[Data records for software interfaces]
• • • • • • •

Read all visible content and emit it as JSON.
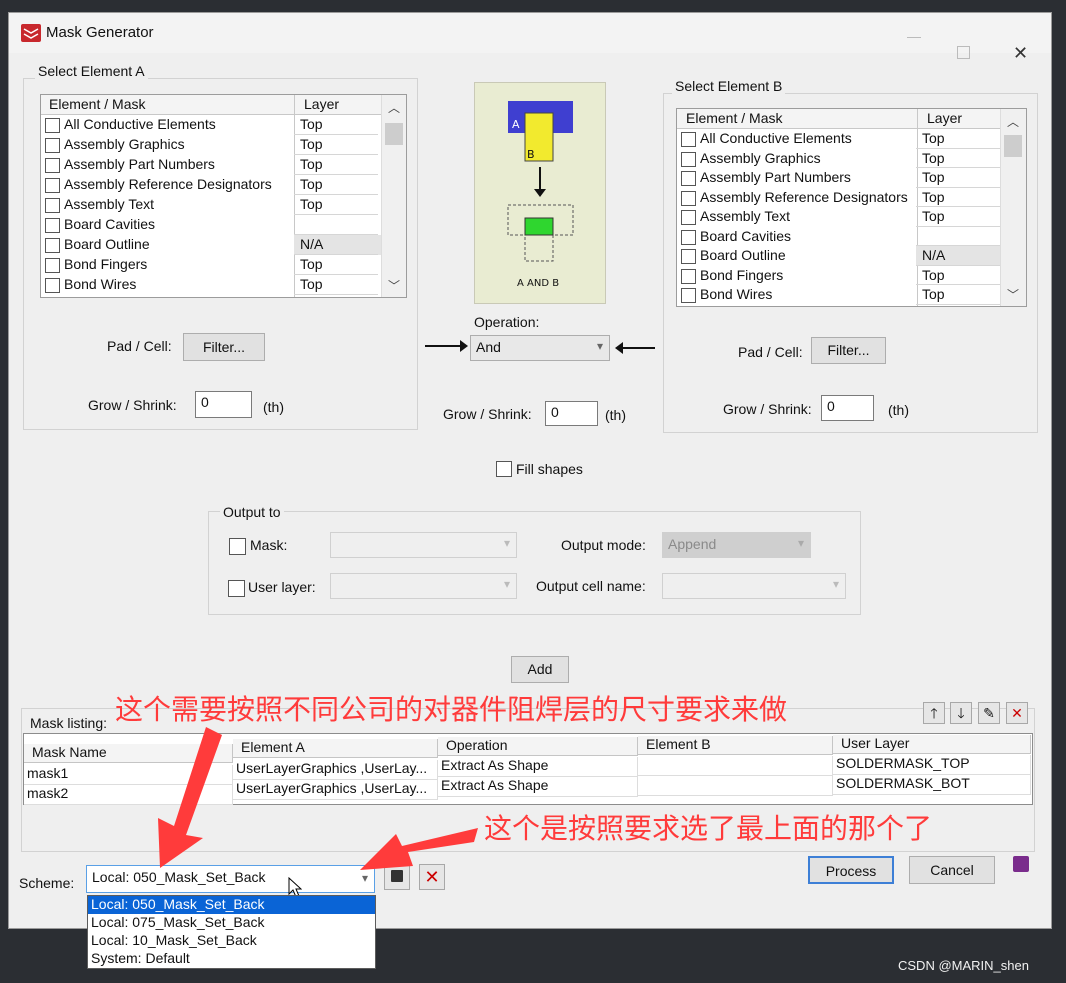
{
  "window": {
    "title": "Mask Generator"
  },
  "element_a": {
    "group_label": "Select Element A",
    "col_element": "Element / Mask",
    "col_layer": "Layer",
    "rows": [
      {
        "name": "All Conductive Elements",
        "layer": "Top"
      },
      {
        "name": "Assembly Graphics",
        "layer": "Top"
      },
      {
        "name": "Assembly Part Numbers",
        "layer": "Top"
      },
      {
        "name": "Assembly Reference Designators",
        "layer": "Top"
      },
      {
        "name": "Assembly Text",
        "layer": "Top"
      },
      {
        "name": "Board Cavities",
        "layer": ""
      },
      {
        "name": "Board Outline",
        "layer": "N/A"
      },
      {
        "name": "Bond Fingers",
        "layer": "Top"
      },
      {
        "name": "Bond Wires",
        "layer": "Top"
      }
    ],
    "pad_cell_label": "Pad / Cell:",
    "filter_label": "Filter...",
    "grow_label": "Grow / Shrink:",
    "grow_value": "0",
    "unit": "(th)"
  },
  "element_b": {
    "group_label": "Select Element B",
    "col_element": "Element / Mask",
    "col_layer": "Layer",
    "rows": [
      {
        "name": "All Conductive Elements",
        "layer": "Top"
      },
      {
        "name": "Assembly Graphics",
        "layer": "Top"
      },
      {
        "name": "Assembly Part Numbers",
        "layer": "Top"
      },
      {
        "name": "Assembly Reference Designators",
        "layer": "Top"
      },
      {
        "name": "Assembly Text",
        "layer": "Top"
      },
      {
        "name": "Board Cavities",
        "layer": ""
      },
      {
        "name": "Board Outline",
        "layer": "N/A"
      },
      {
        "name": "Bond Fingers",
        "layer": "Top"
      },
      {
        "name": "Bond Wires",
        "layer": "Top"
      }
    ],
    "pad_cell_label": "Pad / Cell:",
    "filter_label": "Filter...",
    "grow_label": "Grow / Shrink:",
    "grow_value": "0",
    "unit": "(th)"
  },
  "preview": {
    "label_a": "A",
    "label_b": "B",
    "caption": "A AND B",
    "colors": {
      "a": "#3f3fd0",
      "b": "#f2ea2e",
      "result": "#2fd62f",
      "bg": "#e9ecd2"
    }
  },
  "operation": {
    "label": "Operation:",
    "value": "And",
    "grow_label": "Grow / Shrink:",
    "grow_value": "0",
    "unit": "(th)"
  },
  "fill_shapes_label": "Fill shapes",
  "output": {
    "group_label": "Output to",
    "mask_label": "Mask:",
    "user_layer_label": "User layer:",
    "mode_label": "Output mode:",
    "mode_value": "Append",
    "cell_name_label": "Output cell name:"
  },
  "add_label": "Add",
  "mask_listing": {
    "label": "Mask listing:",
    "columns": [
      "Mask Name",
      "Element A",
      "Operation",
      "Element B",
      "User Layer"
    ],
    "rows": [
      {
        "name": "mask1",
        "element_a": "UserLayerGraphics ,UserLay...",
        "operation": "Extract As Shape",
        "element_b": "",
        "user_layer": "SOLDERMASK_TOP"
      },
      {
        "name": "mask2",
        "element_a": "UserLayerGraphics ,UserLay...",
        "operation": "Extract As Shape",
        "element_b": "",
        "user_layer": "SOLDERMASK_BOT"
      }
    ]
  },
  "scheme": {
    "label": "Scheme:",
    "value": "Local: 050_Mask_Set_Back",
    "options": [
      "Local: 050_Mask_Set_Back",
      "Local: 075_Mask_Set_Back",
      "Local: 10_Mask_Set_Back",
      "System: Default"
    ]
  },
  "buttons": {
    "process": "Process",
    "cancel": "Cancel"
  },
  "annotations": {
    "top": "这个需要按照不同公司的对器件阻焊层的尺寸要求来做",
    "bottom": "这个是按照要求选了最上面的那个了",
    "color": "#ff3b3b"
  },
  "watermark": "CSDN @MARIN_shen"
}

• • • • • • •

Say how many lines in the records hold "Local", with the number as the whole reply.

4